● What to do
In the copy of these records, include no pictures and change nothing else.

● The input
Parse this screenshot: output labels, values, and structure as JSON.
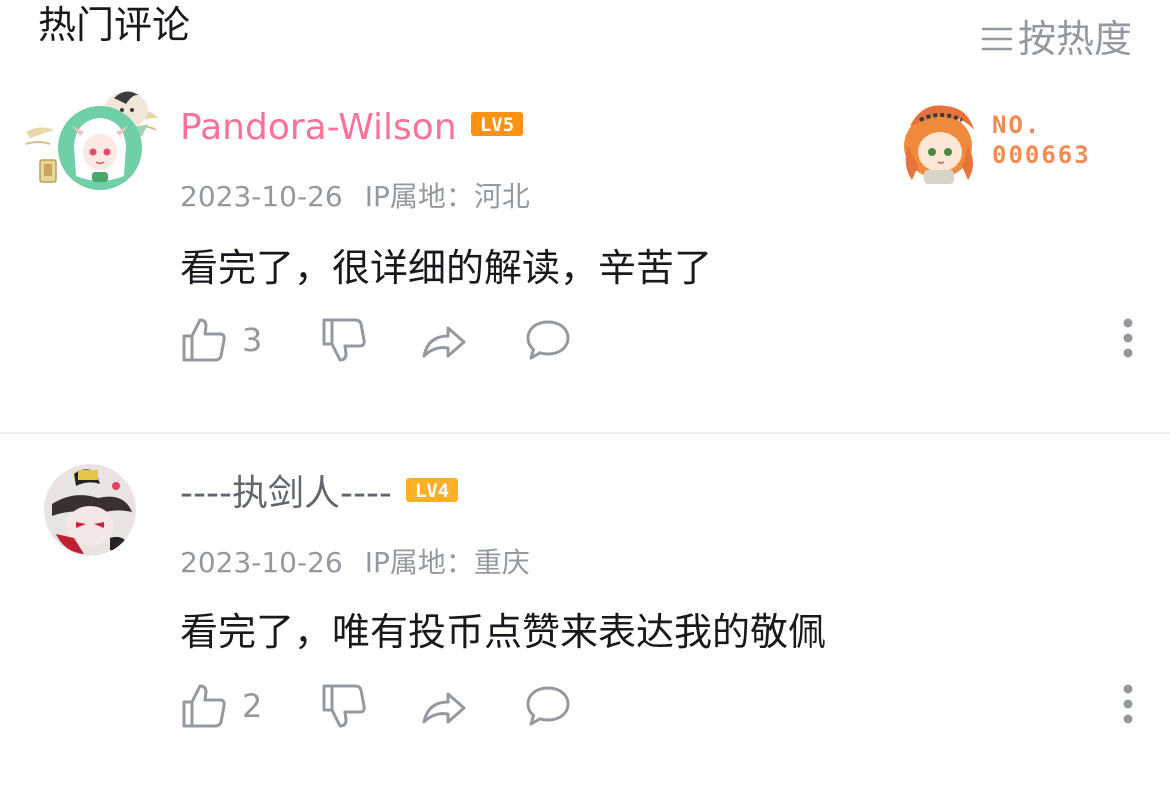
{
  "header": {
    "title": "热门评论",
    "sort_label": "按热度"
  },
  "comments": [
    {
      "username": "Pandora-Wilson",
      "username_color": "#fb7299",
      "level": "LV5",
      "level_color": "#ff9212",
      "date": "2023-10-26",
      "ip_label": "IP属地：河北",
      "content": "看完了，很详细的解读，辛苦了",
      "likes": "3",
      "fan_badge": {
        "line1": "NO.",
        "line2": "000663",
        "color": "#f28c52"
      }
    },
    {
      "username": "----执剑人----",
      "username_color": "#61666d",
      "level": "LV4",
      "level_color": "#ffb027",
      "date": "2023-10-26",
      "ip_label": "IP属地：重庆",
      "content": "看完了，唯有投币点赞来表达我的敬佩",
      "likes": "2"
    }
  ],
  "colors": {
    "text_primary": "#18191c",
    "text_secondary": "#9499a0",
    "divider": "#eeeff1"
  }
}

● Reply
Parse this screenshot: output labels, values, and structure as JSON.
{
  "header": {
    "title": "热门评论",
    "sort_label": "按热度"
  },
  "comments": [
    {
      "username": "Pandora-Wilson",
      "username_color": "#fb7299",
      "level": "LV5",
      "level_color": "#ff9212",
      "date": "2023-10-26",
      "ip_label": "IP属地：河北",
      "content": "看完了，很详细的解读，辛苦了",
      "likes": "3",
      "fan_badge": {
        "line1": "NO.",
        "line2": "000663",
        "color": "#f28c52"
      }
    },
    {
      "username": "----执剑人----",
      "username_color": "#61666d",
      "level": "LV4",
      "level_color": "#ffb027",
      "date": "2023-10-26",
      "ip_label": "IP属地：重庆",
      "content": "看完了，唯有投币点赞来表达我的敬佩",
      "likes": "2"
    }
  ],
  "colors": {
    "text_primary": "#18191c",
    "text_secondary": "#9499a0",
    "divider": "#eeeff1"
  }
}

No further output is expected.